STUDY MATERIAL:

·····

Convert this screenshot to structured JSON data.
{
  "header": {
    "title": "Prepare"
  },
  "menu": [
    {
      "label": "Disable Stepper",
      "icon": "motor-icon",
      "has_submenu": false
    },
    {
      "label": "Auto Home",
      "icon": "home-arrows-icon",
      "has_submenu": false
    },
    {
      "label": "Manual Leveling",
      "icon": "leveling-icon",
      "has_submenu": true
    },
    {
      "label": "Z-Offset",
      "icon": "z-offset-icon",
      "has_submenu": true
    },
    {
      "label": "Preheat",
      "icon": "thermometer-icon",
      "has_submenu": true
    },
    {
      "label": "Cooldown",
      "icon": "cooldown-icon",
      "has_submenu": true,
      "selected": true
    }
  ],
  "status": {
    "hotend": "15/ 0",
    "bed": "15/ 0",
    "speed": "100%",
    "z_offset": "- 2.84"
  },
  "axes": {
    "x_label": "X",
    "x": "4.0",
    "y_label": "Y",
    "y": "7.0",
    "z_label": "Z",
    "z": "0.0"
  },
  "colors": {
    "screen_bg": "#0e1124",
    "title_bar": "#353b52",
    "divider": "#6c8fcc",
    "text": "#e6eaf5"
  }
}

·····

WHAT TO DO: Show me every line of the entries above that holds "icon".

RESULT:
      "icon": "motor-icon",
      "icon": "home-arrows-icon",
      "icon": "leveling-icon",
      "icon": "z-offset-icon",
      "icon": "thermometer-icon",
      "icon": "cooldown-icon",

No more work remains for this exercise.